▸ Task instructions:
Check every line of the material for the word "label". Copy those that have it.

▸ Input data:
- Opening Delimiter -

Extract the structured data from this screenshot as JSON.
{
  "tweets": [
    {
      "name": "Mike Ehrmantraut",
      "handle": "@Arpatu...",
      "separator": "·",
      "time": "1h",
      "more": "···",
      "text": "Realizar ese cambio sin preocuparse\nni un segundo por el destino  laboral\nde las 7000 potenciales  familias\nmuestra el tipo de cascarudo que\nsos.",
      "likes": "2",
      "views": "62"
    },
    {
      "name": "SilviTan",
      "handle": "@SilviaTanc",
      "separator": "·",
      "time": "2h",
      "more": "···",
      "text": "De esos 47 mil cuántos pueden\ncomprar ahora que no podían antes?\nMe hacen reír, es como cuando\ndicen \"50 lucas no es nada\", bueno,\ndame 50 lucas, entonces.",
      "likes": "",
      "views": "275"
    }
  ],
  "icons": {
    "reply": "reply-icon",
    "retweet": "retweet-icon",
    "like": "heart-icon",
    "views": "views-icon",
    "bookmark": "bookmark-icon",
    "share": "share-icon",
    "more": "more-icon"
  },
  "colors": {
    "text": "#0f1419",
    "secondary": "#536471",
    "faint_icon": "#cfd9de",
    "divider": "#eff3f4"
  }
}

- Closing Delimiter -
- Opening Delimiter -

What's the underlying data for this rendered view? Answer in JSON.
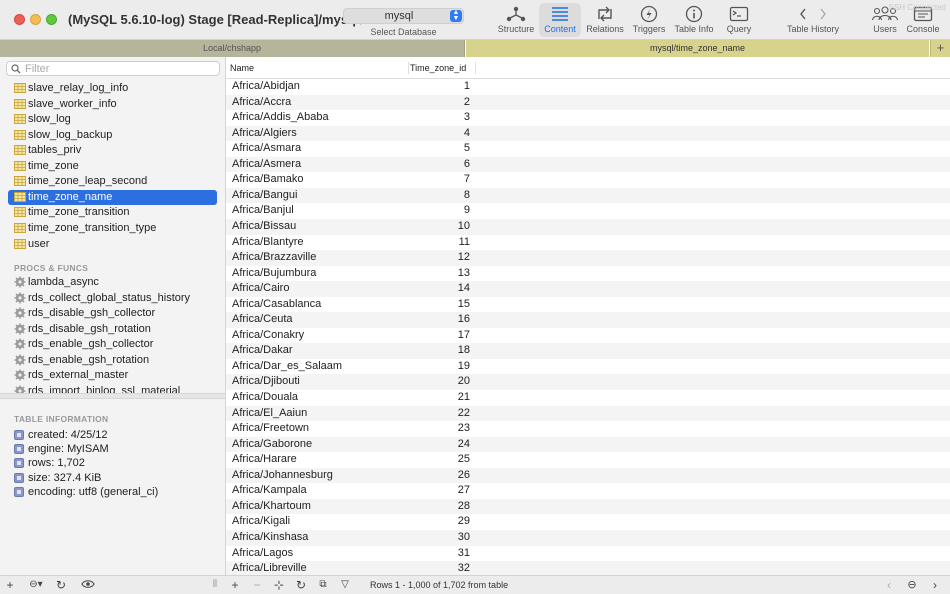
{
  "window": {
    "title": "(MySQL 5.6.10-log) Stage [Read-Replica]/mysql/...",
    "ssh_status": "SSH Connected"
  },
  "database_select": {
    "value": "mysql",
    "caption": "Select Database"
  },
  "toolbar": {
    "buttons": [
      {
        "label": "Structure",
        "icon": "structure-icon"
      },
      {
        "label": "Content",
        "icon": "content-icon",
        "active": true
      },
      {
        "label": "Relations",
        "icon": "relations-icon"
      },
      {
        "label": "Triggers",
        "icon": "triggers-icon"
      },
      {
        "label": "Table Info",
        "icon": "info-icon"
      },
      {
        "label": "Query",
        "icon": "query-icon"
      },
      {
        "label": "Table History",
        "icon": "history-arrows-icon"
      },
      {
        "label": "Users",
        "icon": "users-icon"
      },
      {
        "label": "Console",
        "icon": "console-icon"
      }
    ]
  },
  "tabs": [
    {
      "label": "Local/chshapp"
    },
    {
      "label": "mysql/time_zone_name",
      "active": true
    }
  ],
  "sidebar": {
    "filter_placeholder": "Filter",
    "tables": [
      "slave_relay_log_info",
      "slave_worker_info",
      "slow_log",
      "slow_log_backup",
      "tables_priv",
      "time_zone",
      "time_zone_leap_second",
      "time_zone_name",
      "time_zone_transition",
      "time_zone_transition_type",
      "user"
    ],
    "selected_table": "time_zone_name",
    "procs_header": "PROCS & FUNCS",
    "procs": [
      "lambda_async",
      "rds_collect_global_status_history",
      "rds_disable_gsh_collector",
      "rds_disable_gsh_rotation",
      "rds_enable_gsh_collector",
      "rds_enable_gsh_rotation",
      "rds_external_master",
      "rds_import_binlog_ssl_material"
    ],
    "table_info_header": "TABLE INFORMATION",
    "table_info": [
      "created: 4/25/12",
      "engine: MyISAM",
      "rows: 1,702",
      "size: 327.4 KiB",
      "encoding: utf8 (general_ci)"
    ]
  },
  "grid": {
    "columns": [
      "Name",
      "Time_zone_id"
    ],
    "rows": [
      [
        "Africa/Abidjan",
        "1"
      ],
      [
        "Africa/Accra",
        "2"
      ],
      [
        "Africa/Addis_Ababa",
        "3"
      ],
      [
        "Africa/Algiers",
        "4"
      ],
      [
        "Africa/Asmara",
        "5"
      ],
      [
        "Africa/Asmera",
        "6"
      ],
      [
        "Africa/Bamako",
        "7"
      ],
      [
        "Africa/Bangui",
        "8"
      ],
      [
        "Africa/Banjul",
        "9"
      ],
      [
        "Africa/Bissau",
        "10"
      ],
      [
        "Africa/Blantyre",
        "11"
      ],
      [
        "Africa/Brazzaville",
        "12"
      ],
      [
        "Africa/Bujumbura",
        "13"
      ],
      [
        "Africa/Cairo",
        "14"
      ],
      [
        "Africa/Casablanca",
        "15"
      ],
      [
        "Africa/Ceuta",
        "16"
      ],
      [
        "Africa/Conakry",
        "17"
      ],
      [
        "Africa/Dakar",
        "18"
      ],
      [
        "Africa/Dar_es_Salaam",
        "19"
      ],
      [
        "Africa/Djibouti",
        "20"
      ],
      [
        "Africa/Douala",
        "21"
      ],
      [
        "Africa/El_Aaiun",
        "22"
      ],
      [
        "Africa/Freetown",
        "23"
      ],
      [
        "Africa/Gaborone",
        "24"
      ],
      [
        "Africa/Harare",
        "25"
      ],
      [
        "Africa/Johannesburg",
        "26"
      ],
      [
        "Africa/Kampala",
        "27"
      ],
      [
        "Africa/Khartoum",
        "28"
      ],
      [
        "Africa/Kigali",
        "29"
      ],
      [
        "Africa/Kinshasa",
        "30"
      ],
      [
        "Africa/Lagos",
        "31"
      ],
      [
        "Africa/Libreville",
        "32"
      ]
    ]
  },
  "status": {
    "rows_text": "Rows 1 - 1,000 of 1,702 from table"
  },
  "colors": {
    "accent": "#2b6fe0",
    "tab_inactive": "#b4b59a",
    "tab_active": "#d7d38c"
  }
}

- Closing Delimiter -

▸ Result of the task:
        "label": "Structure",
        "label": "Content",
        "label": "Relations",
        "label": "Triggers",
        "label": "Table Info",
        "label": "Query",
        "label": "Table History",
        "label": "Users",
        "label": "Console",
      "label": "Local/chshapp"
      "label": "mysql/time_zone_name",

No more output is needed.